The worst scattered light features come bright off-axis stars scattering off of the wall of the shutter. This leads to broad bright sprays fanning out from the edge of the focal plane. These features can be most easily identified on the full focal plane images via the button. After Year 1, we applied an anti-reflective paint to the shutter wall and this issues should be corrected for Year 2 and beyond.
Ghost are reflections off the internal camera optics. They dominantly appear when a bright object is in the field of view and often occupy very large areas (from parts of a chip to the entire focal plane). Small ghosts can be identified on a single chip by their characteristic "tie-fighter window" pattern; however, often it is helpful to look at images of the full focal play.
In addition to Bright Sprays, less intense scattered light features appear on smaller scales. These have been termed "Brush Strokes" due to their diffuse, sweeping appearance. We don't understand the root cause of these yet...
The origin of the bright arcs is not 100% clear, but they appear to come from light passing through the uncoated edge of the filters (type II spray) and scattering off of the filter cage. This issue may be corrected in Year 2.
Satellite, orbital stages of rockets, and other reflecting bodies often cross our focal plane. They create long, unsaturated streaks on the images, much longer and wider than cosmic rays. Since they are so large, you can mark the track wherever you want. Sometimes, however, the tracks are broken into segments (note: rocket parts may tumble), in which case we'd like to have marks on each of the segments.
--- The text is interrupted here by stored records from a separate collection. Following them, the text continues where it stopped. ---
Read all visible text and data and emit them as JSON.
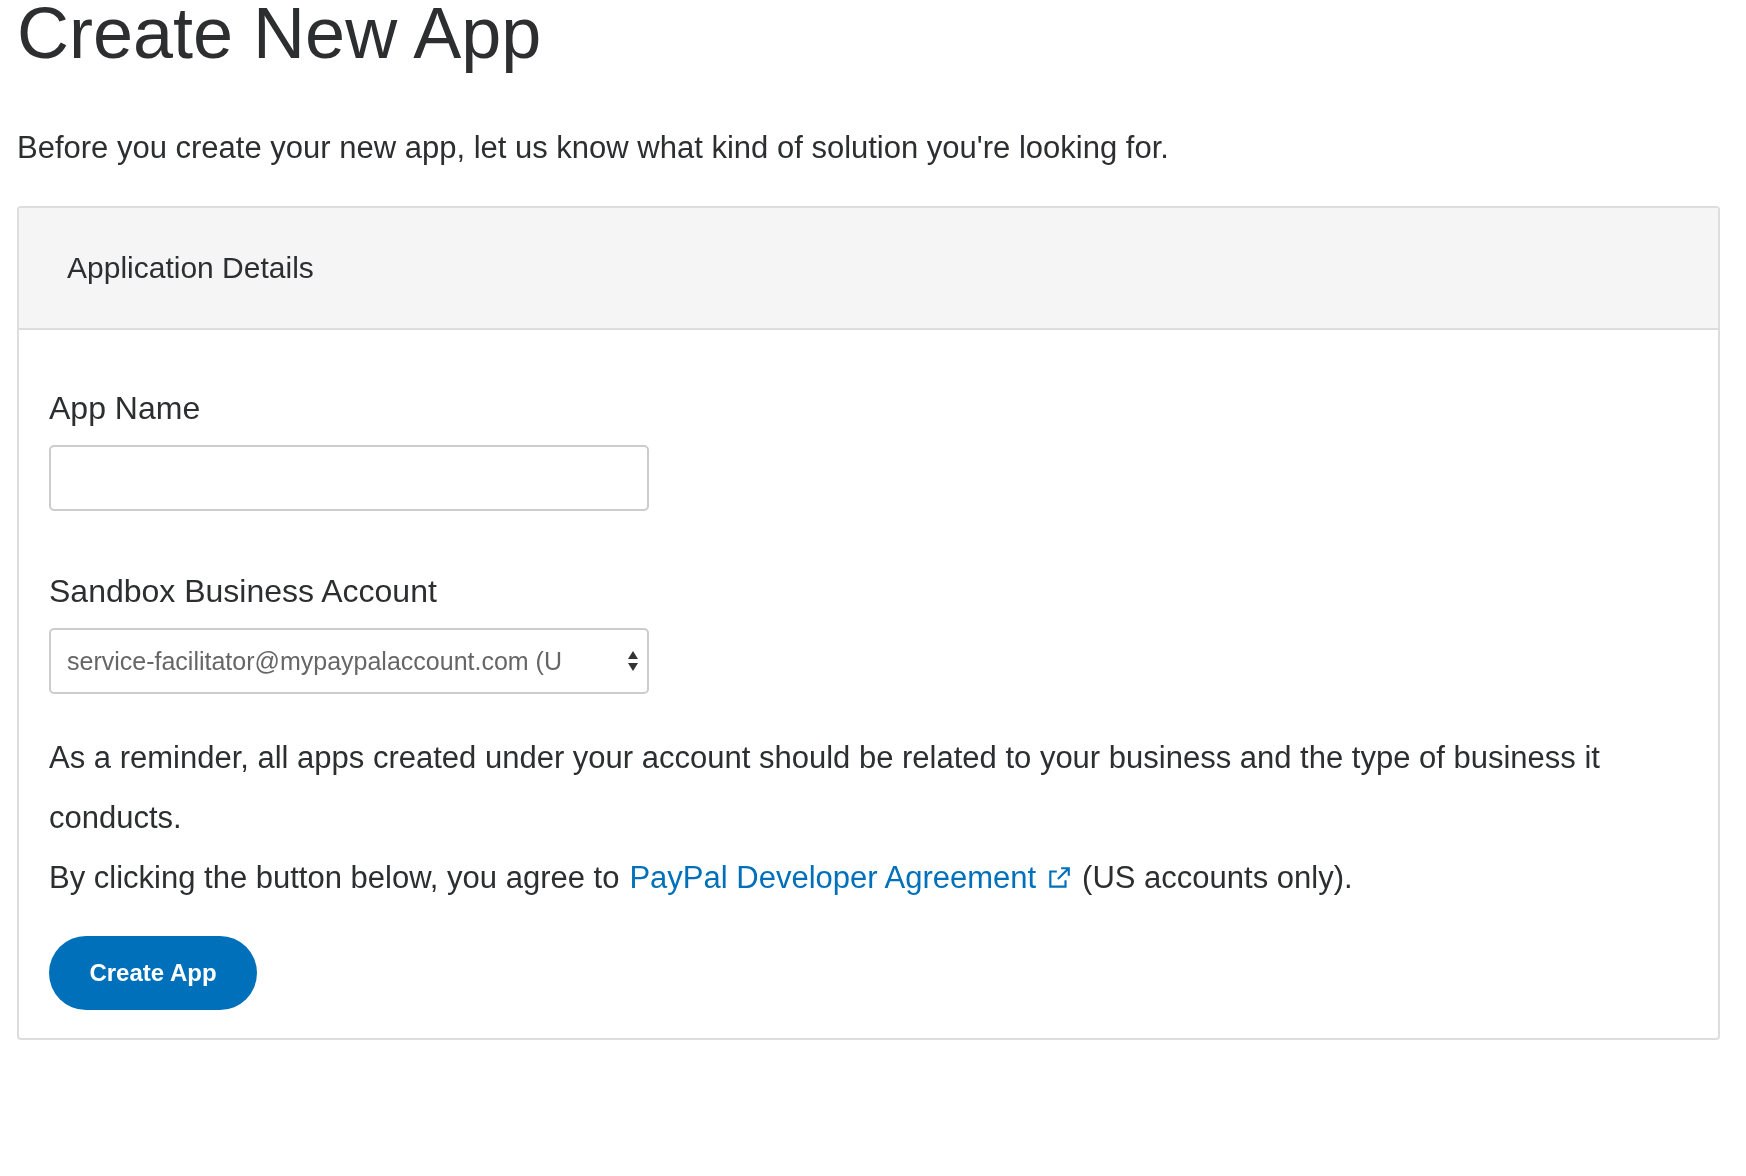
{
  "title": "Create New App",
  "intro": "Before you create your new app, let us know what kind of solution you're looking for.",
  "card": {
    "header": "Application Details",
    "fields": [
      {
        "kind": "text",
        "label": "App Name"
      },
      {
        "kind": "select",
        "label": "Sandbox Business Account",
        "value": "service-facilitator@mypaypalaccount.com (U"
      }
    ],
    "reminder": "As a reminder, all apps created under your account should be related to your business and the type of business it conducts.",
    "agreement": {
      "before": "By clicking the button below, you agree to",
      "link": "PayPal Developer Agreement",
      "after": "(US accounts only)."
    },
    "button": "Create App"
  }
}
In Y1A1, be sure to keep an eye out for falsely masked streaks (i.e., streak masks when no streak is present).
Unfortunately, CTIO lies along a regional Chilean airline flight path. We expect that roughly 15 planes will cross the DECam focal plane per season. Planes have a much larger impact that satellites, often destroying the sky background estimation. When lights on a airplane blink, they appear as out-of-focus donuts (and can be used to determine the height of the plane...).
Failures in the telescope guiding can lead to extended and elongated sources. These issues will hopefully be solved in Year 1.
Star bleeds are often symptomatic of the camera being readout with the shutter still open. Star bleeds caused by shutter errors can be identified by looking at the full focal plane image, where the direction of the star bleeds will change between the top and bottom of the focal plane (due to a switch in the readout direction). Shutter errors should be solved by Year 2.
There are additional readout glitches, which are usually manifest as nearly vertical hatched lines near the edges of the CCDs. These issues should be fixed early in SV.
Haze appears as large diffuse blurs around bright objects. It affects the entire focal plane and can thus be seen well from the FoV images. The reason could be a slightly overcast sky, but we don't fully understand the root cause of this yet...
Sometimes none of the existing categories fit. In this case, you can describe the problem in your own words. Please do so in a way that is as comprehensible and consistent as possible. To help you do that, we remember the descriptions you've used before and show them to you. To get a sense of what other people have found, check out our Hodge-podge page that show you a list of free-word categories from all users.
Rarely, you'll come across a truly phenomenal sight, maybe of a bunch of interacting galaxies or of a comet, a star cluster, etc. Please do report these objects by selecting "Awesome!" from the drop-down, then describe what you see and click on the object. We collect these objects, and present the most fabulous ones in our Gallery.
If you'd like to help with the inspection of the candidates for our website and outreach purposes, please contact us.